Tuesday, February 12, 2008

Final comments on the Roundtable on Science, Strategy and War

Col/Dr. Franz Osinga has posted a reply to the online reviews of his book Science, Strategy and War. He offered kind words for the review and commented that the United States is the best place for open discussions to take place. He went on to share the problems he had understanding John Boyd. The article is posted on zenpunidt.com Osinga Roundtable on Science, Strategy and War: The Author’s Reply and Chicago Boyz .

It was a pleasure to participate in this discussion and read the comments of the other participants. This type of forum, held online holds promise for future discussions. No great decision was reached, and I doubt if anyone's mind was changed by any of the arguments. But everyone gained by reading the thoughts of others on the same subject.

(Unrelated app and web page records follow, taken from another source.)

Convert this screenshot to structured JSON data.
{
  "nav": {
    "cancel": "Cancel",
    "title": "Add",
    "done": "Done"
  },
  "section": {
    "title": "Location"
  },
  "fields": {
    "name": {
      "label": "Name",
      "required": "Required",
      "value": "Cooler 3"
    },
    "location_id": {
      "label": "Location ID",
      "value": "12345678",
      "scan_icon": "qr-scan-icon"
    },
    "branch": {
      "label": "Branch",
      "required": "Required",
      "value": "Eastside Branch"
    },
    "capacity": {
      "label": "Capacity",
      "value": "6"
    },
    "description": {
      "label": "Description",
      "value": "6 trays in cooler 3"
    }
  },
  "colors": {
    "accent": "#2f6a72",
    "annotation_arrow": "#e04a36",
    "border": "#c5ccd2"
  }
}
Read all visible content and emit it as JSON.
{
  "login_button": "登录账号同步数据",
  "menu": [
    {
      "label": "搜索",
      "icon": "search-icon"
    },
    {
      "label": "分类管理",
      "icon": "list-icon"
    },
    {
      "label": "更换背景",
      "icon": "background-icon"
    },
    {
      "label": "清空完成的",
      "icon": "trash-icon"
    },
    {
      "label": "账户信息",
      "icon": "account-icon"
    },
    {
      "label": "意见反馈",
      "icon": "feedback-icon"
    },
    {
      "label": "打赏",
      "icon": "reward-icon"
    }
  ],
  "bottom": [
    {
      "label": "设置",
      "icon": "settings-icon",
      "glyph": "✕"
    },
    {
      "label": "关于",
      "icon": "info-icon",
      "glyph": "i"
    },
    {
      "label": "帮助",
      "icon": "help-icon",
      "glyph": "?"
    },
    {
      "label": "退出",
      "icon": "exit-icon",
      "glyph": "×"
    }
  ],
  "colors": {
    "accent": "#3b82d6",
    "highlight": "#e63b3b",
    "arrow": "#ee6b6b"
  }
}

This intersection of views gives purchase to a new tool with which to discuss the revelevant topics of the day. A sort of Junto society if you will, http://en.wikipedia.org/wiki/Junto where in 1727 Benjamin Franklin founded a society to discuss the issues of the day. The Junto's Friday evening meetings were organized around a series of questions that Franklin devised, covering a range of intellectual, personal, business, and community topics. These questions were used as a springboard for discussion and community action. In fact, through the Junto, Franklin promoted such concepts as volunteer fire-fighting clubs, improved security (night watchmen), and a public hospital.

Ever since I began to read blogs and now write my own, I am struck with the similarities of the original intent of Franklin's group and the online blog community today. Another point that todays blog community has with American history is the similar tone and function of the blogs, in relationship to the prevalence of pamplets, extolling the virtues and vices of life under the British. Much has been made by historians, that this grass roots element was insturmental in uplifting the American spirit towards revolution, by the reading of thousands of pamplets in taverns every night.

Today's blogs instead of talking of revolution, are formulating revolutionary thinking, where new ideas are given an intersection to meet, and reasonable men and women can offer thought and comment, in order to find new innovations for the challenges that confront us.

2 comments:

Dan tdaxp said...

If the roundtable is published in dead tree media, my vote is to use this as the afterword

historyguy99 said...

Thanks, Dan